- If the Senate does not convict Mr. Trump, the former president could be eligible to run for public office once again. Public opinion surveys show that he remains by far the most popular national figure in the Republican Party.
“We were invited here,” one of them screamed, the clip echoing through the Senate chamber.
“Their own statements before, during and after the attack made clear the attack was done for Donald Trump — at his instructions and to fulfill his wishes,” said Representative Diana DeGette of Colorado.
They also argued that Mr. Trump had encouraged and celebrated violence before Jan. 6 — such as a white supremacist rally in Charlottesville, Va., in 2017 and scuffles during his campaign rallies — and shown no remorse for whipping up thousands of his loyal supporters by telling them to “fight like hell” that day. Afterward, they noted, Mr. Trump called his speech “totally appropriate.”
“I’m not afraid of Donald Trump running again in four years,” said Representative Ted Lieu of California. “I’m afraid he’s going to run again and lose, because he can do this again.”
Their task to convict remains a daunting one as they aim to persuade Republican senators who have shown no appetite for breaking with Mr. Trump to do so.
By turn, the managers sought to appeal to Republicans’ sense of patriotism and decency.
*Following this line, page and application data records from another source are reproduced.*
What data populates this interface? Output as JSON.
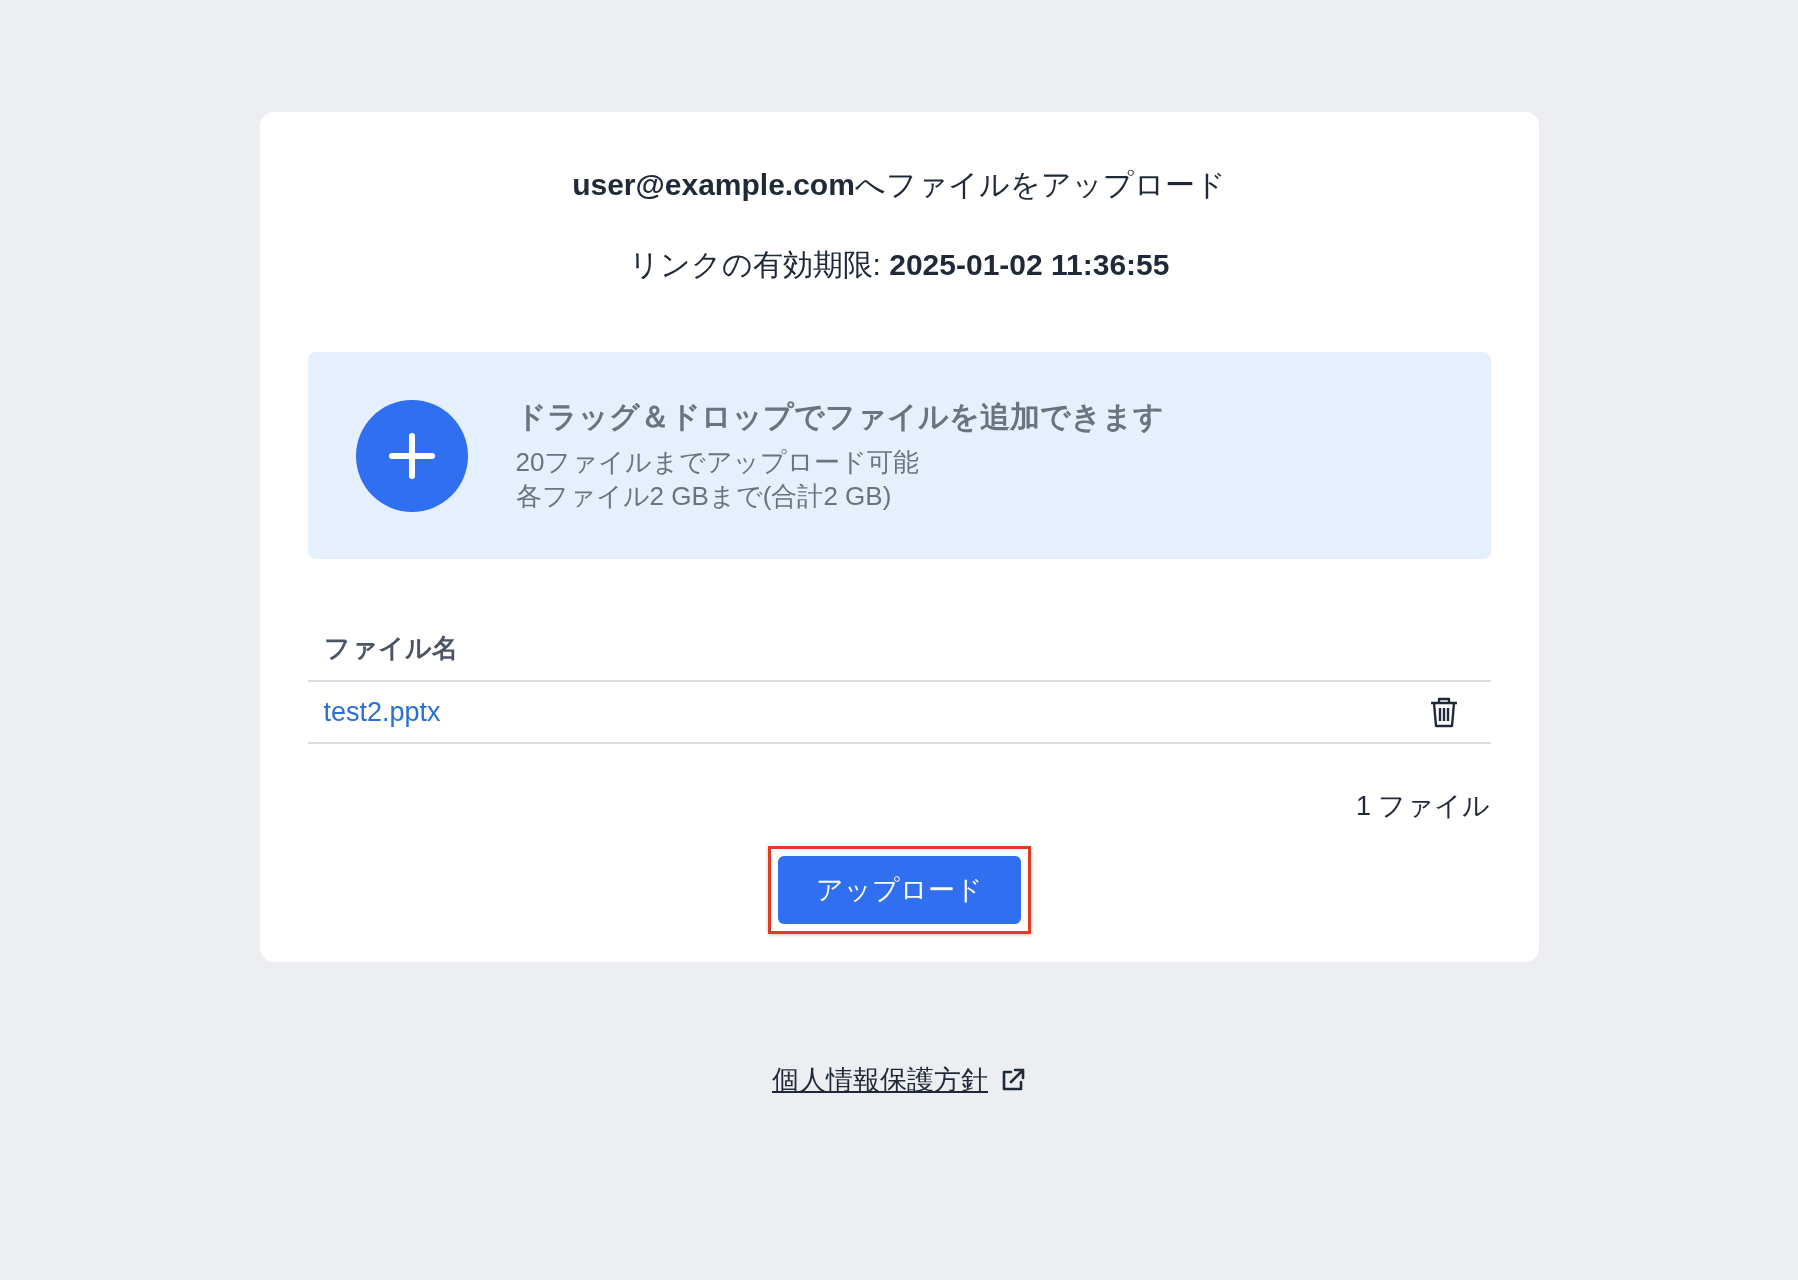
{
  "header": {
    "title": "**user@example.com**へファイルをアップロード",
    "expiry": "リンクの有効期限: **2025-01-02 11:36:55**"
  },
  "dropzone": {
    "heading": "ドラッグ＆ドロップでファイルを追加できます",
    "lines": [
      "20ファイルまでアップロード可能",
      "各ファイル2 GBまで(合計2 GB)"
    ]
  },
  "table": {
    "columns": [
      "ファイル名"
    ],
    "rows": [
      {
        "name": "test2.pptx"
      }
    ]
  },
  "file_count": "1 ファイル",
  "upload_button": {
    "label": "アップロード",
    "highlighted": true
  },
  "footer": {
    "privacy_link": "個人情報保護方針"
  }
}
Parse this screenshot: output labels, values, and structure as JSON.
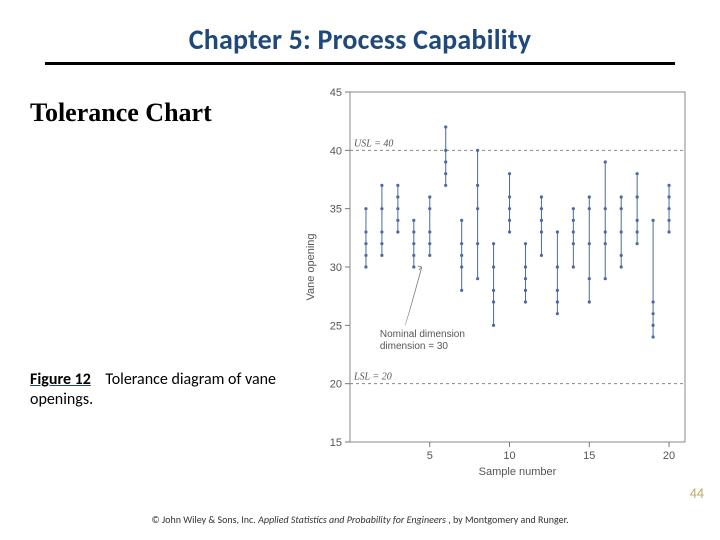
{
  "chapter_title": "Chapter 5: Process Capability",
  "section_title": "Tolerance Chart",
  "caption": {
    "fig_num": "Figure 12",
    "text": "Tolerance diagram of vane openings."
  },
  "page_num": "44",
  "copyright_prefix": "© John Wiley & Sons, Inc.  ",
  "copyright_src": "Applied Statistics and Probability for Engineers",
  "copyright_suffix": ", by Montgomery and Runger.",
  "chart_data": {
    "type": "scatter",
    "xlabel": "Sample number",
    "ylabel": "Vane opening",
    "x_ticks": [
      5,
      10,
      15,
      20
    ],
    "y_ticks": [
      15,
      20,
      25,
      30,
      35,
      40,
      45
    ],
    "ylim": [
      15,
      45
    ],
    "xlim": [
      0,
      21
    ],
    "usl": 40,
    "usl_label": "USL = 40",
    "lsl": 20,
    "lsl_label": "LSL = 20",
    "nominal": 30,
    "nominal_label": "Nominal dimension = 30",
    "series": [
      {
        "x": 1,
        "values": [
          33,
          30,
          35,
          32,
          31
        ]
      },
      {
        "x": 2,
        "values": [
          33,
          31,
          35,
          37,
          32
        ]
      },
      {
        "x": 3,
        "values": [
          35,
          37,
          33,
          34,
          36
        ]
      },
      {
        "x": 4,
        "values": [
          30,
          31,
          33,
          34,
          32
        ]
      },
      {
        "x": 5,
        "values": [
          33,
          35,
          36,
          32,
          31
        ]
      },
      {
        "x": 6,
        "values": [
          38,
          39,
          40,
          37,
          42
        ]
      },
      {
        "x": 7,
        "values": [
          30,
          31,
          32,
          34,
          28
        ]
      },
      {
        "x": 8,
        "values": [
          29,
          40,
          35,
          32,
          37
        ]
      },
      {
        "x": 9,
        "values": [
          28,
          30,
          32,
          25,
          27
        ]
      },
      {
        "x": 10,
        "values": [
          38,
          33,
          35,
          36,
          34
        ]
      },
      {
        "x": 11,
        "values": [
          28,
          30,
          29,
          27,
          32
        ]
      },
      {
        "x": 12,
        "values": [
          31,
          35,
          34,
          36,
          33
        ]
      },
      {
        "x": 13,
        "values": [
          27,
          33,
          26,
          30,
          28
        ]
      },
      {
        "x": 14,
        "values": [
          33,
          30,
          34,
          32,
          35
        ]
      },
      {
        "x": 15,
        "values": [
          35,
          36,
          29,
          27,
          32
        ]
      },
      {
        "x": 16,
        "values": [
          33,
          35,
          29,
          39,
          32
        ]
      },
      {
        "x": 17,
        "values": [
          35,
          36,
          30,
          31,
          33
        ]
      },
      {
        "x": 18,
        "values": [
          32,
          34,
          36,
          38,
          33
        ]
      },
      {
        "x": 19,
        "values": [
          25,
          27,
          34,
          26,
          24
        ]
      },
      {
        "x": 20,
        "values": [
          35,
          36,
          37,
          34,
          33
        ]
      }
    ]
  }
}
They read the words of Republicans who voted in the House to impeach Mr. Trump and from the former president’s own cabinet secretaries,who resigned in protest after the deadly riot. They played audio of traumatized aides who had contemplated leaving government after the attack. And they recounted the humiliating taunts of foreign adversaries who looked on in glee.
But already on Wednesday, Republican senators who sat through a vivid retelling of an assault they had lived through appeared unmoved from their determination to acquit Mr. Trump.
Seventeen Republicans would have to join every Democrat to achieve the two-thirds majority needed for conviction.
Mr. Trump’s lawyers are expected to present his defense beginning at noon on Friday. They intend to deny that he was responsible for the attack or meant to interfere with the electoral process underway at the Capitol, despite his repeated exhortations to supporters to “fight like hell” to “stop the steal.”
One of the lawyers, David I. Schoen, derided the Democrats’ presentation as a thinly sourced “entertainment package” and “offensive” during an appearance on Fox News during the trial on Thursday.
“In no setting in this country where someone’s guilt or innocence is being adjudicated would this kind of approach be permitted,” he said.
The trial is moving quickly, and senators could reach a verdict by the end of the holiday weekend. But first, they will have a chance to question the prosecution and the defense, and the managers may force a debate and vote on calling witnesses.
Aishvarya Kavi contributed reporting.